Suryamall had started writing poetry from early childhood. He carried on the tradition of the great bard poets and composed a number of distinguished works, including 'Vansha Bhaskar' - an epic in 10,000 pages.
The 1857 war of Independence had a profound effect on Suryamall. He exhorted and inspired the Kings, Princes and Zamindars of Rajasthan to fight and defeat the British. He composed another monumental work, the "Veer Satsai" for this purpose which is noted for its force and vitality, besides patriotism. The failure of the war of independence greatly affected the poet who gave up writing, and devoted his life to the service of his fellow beings.
The movement spread outside the Army and assumed the shape of a popular struggle against British rule. In many places in the North-Western Province, Oudh and Bihar, the civil population rose independently of the Sepoys. In places where the rising was confined to the Army alone its effects were temporary, but where the civil population joined, the resistance continued for a long time.
In assessing the character of the revolt it would be improper to judge it in the context of the modem concept of nationalism. To assume the existence of such a conception of nationality in 1857 would not be correct, as the country was then passing through a semi-feudal stage. It would also be unfair to judge mid-nineteenth century men by the standards of today. Those who actively joined the revolt had diverse motives, but they were all united in their hatred of the British rule and in their aim to overthrow it. The struggle was as nearly national as it possibly could be under the conditions then prevailing. It was spontaneous and was inspired by a popular impulse to break the shackles of slavery. It brought about the union of different elements and it had wide popular support from almost all classes of society.
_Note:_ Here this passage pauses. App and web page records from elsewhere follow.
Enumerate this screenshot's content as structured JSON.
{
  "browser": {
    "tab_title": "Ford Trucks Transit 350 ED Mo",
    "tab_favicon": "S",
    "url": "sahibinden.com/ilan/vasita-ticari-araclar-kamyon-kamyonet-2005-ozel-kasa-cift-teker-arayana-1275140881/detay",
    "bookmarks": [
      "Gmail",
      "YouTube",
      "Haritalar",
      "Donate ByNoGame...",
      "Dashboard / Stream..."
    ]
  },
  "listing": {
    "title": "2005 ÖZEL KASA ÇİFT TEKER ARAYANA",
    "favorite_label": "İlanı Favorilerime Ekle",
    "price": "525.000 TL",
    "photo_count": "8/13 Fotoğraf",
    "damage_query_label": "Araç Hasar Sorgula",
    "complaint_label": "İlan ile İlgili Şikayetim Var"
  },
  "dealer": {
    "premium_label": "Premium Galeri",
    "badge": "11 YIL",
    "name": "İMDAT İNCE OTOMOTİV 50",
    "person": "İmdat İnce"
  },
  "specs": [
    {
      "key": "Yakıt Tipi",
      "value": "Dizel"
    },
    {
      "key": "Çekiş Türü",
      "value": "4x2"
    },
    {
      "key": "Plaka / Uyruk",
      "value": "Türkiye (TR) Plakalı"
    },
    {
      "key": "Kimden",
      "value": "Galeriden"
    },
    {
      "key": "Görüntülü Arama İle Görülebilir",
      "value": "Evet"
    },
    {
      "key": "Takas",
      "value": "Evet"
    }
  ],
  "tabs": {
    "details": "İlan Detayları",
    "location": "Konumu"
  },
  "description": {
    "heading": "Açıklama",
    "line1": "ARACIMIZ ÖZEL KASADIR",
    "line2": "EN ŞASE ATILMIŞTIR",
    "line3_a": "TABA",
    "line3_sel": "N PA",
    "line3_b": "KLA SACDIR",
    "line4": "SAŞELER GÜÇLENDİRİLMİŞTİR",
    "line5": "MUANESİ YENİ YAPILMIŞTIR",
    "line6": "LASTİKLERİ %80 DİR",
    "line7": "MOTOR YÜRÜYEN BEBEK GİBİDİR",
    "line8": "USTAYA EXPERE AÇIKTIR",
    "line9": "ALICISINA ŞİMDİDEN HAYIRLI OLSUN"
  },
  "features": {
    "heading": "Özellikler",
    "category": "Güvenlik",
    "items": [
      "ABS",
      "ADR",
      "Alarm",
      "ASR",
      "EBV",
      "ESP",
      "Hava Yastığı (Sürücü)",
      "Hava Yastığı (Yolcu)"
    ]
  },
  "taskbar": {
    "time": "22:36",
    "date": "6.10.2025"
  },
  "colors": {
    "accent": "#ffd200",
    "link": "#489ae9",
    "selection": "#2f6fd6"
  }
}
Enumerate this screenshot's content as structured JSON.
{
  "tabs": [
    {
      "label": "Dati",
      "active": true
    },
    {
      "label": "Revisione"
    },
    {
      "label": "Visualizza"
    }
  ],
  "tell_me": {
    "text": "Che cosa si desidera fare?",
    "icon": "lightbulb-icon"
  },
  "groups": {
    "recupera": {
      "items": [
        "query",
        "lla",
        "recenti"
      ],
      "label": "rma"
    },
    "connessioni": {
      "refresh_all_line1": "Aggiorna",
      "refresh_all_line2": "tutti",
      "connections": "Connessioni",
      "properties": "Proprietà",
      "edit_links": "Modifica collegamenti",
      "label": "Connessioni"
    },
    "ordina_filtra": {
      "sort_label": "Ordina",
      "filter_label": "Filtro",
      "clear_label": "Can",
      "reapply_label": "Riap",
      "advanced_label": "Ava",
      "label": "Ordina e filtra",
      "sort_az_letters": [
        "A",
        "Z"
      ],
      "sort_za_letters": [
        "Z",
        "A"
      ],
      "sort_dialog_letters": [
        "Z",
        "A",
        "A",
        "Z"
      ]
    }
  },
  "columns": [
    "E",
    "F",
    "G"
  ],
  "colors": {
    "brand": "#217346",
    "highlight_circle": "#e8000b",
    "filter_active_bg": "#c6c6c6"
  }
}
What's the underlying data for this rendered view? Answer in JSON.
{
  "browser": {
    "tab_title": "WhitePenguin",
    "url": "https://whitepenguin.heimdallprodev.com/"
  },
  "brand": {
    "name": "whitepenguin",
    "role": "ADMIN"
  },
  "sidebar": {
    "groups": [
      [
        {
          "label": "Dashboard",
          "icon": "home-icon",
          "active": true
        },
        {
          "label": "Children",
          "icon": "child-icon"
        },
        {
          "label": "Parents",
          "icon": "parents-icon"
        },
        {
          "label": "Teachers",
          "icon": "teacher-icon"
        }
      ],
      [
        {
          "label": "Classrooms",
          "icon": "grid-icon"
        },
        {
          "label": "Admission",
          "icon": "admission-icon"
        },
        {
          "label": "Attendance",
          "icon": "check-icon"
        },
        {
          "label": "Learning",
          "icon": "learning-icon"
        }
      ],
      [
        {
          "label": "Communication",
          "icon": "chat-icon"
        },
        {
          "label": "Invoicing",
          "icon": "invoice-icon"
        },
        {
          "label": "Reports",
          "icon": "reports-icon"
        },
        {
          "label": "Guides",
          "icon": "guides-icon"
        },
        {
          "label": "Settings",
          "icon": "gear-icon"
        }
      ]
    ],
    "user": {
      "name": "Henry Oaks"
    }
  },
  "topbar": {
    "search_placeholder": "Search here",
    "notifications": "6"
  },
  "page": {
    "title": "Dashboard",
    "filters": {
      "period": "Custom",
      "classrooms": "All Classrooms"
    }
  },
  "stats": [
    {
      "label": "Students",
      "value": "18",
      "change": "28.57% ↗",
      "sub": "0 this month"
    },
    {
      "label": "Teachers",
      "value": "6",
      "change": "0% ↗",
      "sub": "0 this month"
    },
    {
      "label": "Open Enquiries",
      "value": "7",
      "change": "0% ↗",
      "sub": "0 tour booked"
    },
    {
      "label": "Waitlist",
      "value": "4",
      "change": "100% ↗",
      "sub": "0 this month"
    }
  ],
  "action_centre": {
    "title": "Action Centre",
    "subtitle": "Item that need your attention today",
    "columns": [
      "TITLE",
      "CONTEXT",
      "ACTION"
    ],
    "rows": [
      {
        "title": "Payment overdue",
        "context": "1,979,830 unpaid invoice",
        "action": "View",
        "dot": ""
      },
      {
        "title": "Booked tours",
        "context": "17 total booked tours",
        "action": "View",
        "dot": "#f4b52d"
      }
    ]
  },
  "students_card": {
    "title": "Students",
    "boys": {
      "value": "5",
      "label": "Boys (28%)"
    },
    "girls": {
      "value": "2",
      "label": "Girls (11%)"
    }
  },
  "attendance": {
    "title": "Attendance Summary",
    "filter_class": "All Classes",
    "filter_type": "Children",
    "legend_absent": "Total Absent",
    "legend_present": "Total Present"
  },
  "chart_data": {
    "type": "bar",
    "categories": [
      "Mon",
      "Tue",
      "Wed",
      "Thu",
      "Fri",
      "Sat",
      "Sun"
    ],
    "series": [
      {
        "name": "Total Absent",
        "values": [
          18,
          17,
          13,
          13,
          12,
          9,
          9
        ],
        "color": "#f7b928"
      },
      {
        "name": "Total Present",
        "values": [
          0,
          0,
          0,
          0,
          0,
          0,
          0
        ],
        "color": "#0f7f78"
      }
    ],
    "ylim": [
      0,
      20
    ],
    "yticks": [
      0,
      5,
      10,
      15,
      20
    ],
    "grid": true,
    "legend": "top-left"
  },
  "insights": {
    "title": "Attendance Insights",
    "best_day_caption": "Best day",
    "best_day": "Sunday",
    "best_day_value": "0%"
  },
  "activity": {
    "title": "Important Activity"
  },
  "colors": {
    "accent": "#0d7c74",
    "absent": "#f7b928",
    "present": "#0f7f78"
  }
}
The struggle created an amazing sense of unity between Hindus and Muslims, and they fought together as brethren. The English attempted to exploit religious differences in order to create dissension in their ranks, particularly in Delhi and Bareilly, but they did not succeed.
The revolt failed in its object. That was perhaps inevitable under the circumstances. But even in its failure the struggle of 1857 forms a significant chapter in the history of India. It was the first large-scale popular uprising against British rule and the first expression of India's urge for freedom. It was undoubtedly the same urge which realised itself ninety years later. The unknown heroes of 1857 did not shed their blood in vain.
(Text sourced from 'Indian Freedom Struggle Through India Postage Stamps' published by the Department of Post, Government of India)